Fresh fruits such as grapes, apples, pomegranates, and chickoos aer chopped in tiny bits. The full cream milk is boiled with some store-bought vanilla flavoured custard powder. It is then cooled to the room temperature.You add in the fruits and chill it in the fridge for a few hours before serving. I like to add some raspberry jelly to my fruit custard. It tastes great that way.
fruit and milk are a match made in heaven. Taste a spoonful of this fruit salad and you will know why. The combination of fruits is a bit different from that used in the fruit custard recipe. The fruit salad with milk is prepared by first reducing an then cooling the milk. Then you add in peeled oranges, mashed banana, chopped apples, chickoos and grapes.
Resting it for a few hours in the fridge will make the flavours better and the fruit salad taste incredibly good. This is a fun way to get your kids to eat fruits.

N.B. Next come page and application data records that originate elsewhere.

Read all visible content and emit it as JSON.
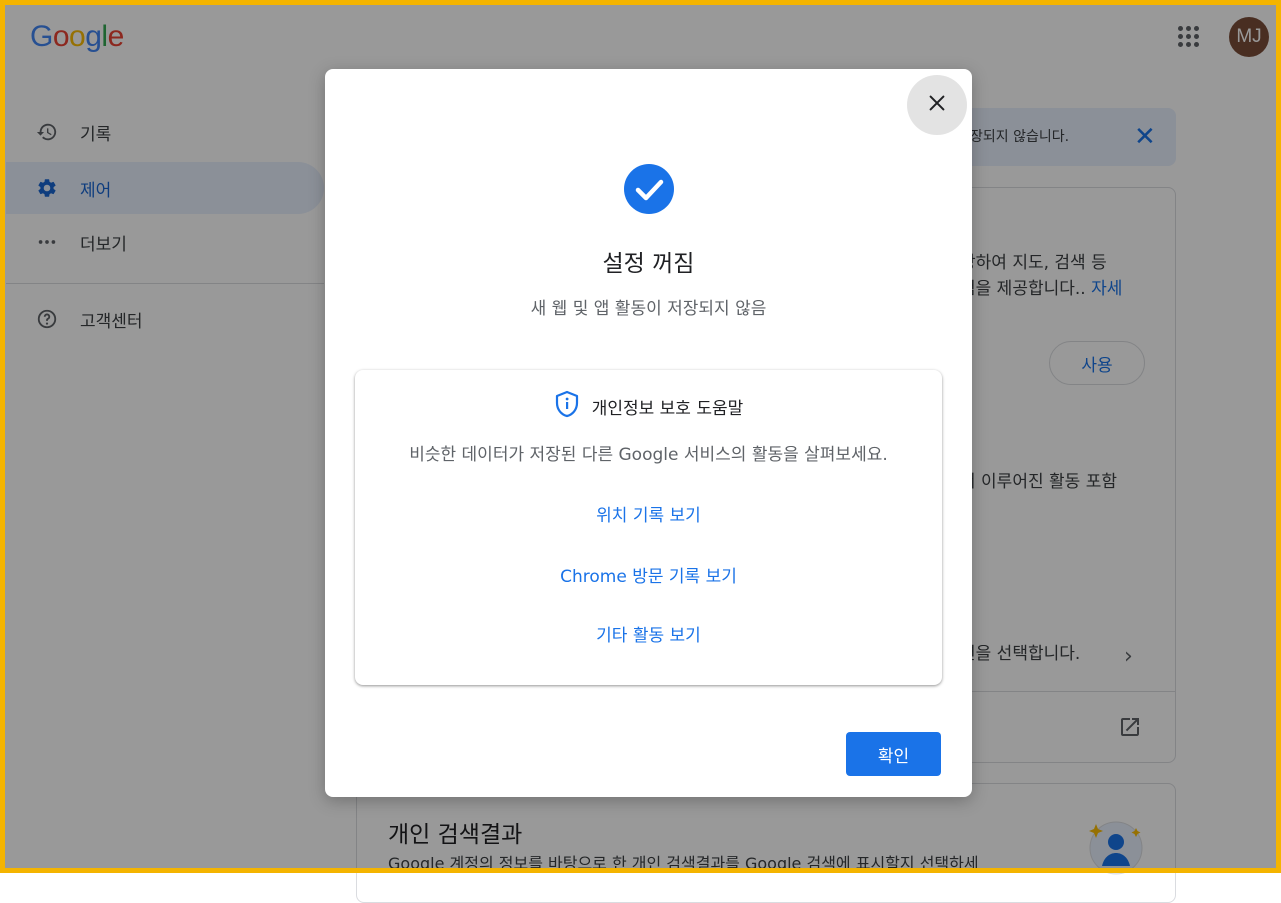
{
  "header": {
    "logo_text": "Google",
    "avatar_initials": "MJ"
  },
  "sidebar": {
    "items": [
      {
        "label": "기록",
        "icon": "history-icon"
      },
      {
        "label": "제어",
        "icon": "gear-icon",
        "active": true
      },
      {
        "label": "더보기",
        "icon": "more-horiz-icon"
      },
      {
        "label": "고객센터",
        "icon": "help-icon"
      }
    ]
  },
  "background": {
    "notice_text": "장되지 않습니다.",
    "card_line1": "장하여 지도, 검색 등",
    "card_line2": "험을 제공합니다..",
    "card_more_link": "자세",
    "use_button": "사용",
    "card_line3": "서 이루어진 활동 포함",
    "card_line4": "션을 선택합니다.",
    "card2_title": "개인 검색결과",
    "card2_desc": "Google 계정의 정보를 바탕으로 한 개인 검색결과를 Google 검색에 표시할지 선택하세"
  },
  "dialog": {
    "title": "설정 꺼짐",
    "subtitle": "새 웹 및 앱 활동이 저장되지 않음",
    "help_label": "개인정보 보호 도움말",
    "help_description": "비슷한 데이터가 저장된 다른 Google 서비스의 활동을 살펴보세요.",
    "links": [
      "위치 기록 보기",
      "Chrome 방문 기록 보기",
      "기타 활동 보기"
    ],
    "ok_button": "확인"
  },
  "colors": {
    "accent": "#1a73e8",
    "frame": "#f4b400",
    "avatar": "#7b4e3a"
  }
}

Shahi tukda is a truly royal dessert. My personal favourite, I like o make it when guests come over. The fried bread is dipped in sugar syrup and layered in a baking tray. The rabdi, which is reduced milk loaded with sugar and nuts is poured over the bread. The shahi tukda is refrigerated for a few hours before serving. It is a very beautiful-looking dessert with silver foil, dried rose petals and pistachio slivers adorning it. Anyone who has eaten shahi tukda praises the recipe so much. You need to try it to believe it.
Gulab jamun is a must-have sweet during festivals, especially during Diwali. Other than the festivities, these brown, juicy dumplings are enjoyed as a dessert on any day of the year. Traditionally, gulab jamun is made with khoya or milk solids. Making khoya is time-consuming and it might not be available at stores at certain places, So you can replace the khoya with milk powder. These gulab jamuns are spongy and melt in mouth with the texture similar to those made with khoya.

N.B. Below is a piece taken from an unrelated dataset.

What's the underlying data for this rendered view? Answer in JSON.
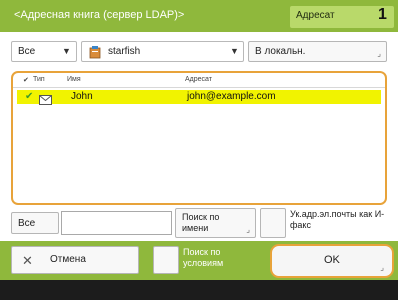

Balushahi or badusha is one of the easiest Indian sweets that you will ever come across. It needs only a few simple ingredients and gets ready very quickly. All you have to do is perfect the technique of making the layers of the balushahi. Balushahi is supposed to be flaky on the inside and crispy on the outside. It has a thin layer of crystallized sugar syrup which makes it appear a bit glossy.
10. basundi recipe
A popular sweet among the Maharashtrians and the Gujaratis, basundi is simple recipe to make. As bit time consuming recipe it calls for patience because basundi is made by reducing milk. The reduced milk has a rich cream color, to which the saffron adds its golden hue. The flavour of the sugars in the milk that slowly got caramelized while cooking for over an hour is unparalleled to any fancy dessert. The simplicity and rusticness if what makes basundi so special. Loaded with nuts, basundi is a must have dessert on Pola or any other festive occasions. Dunk the morsels of hot poori in basundi or sip away on a bowlful after a meal; you can have it any way you like.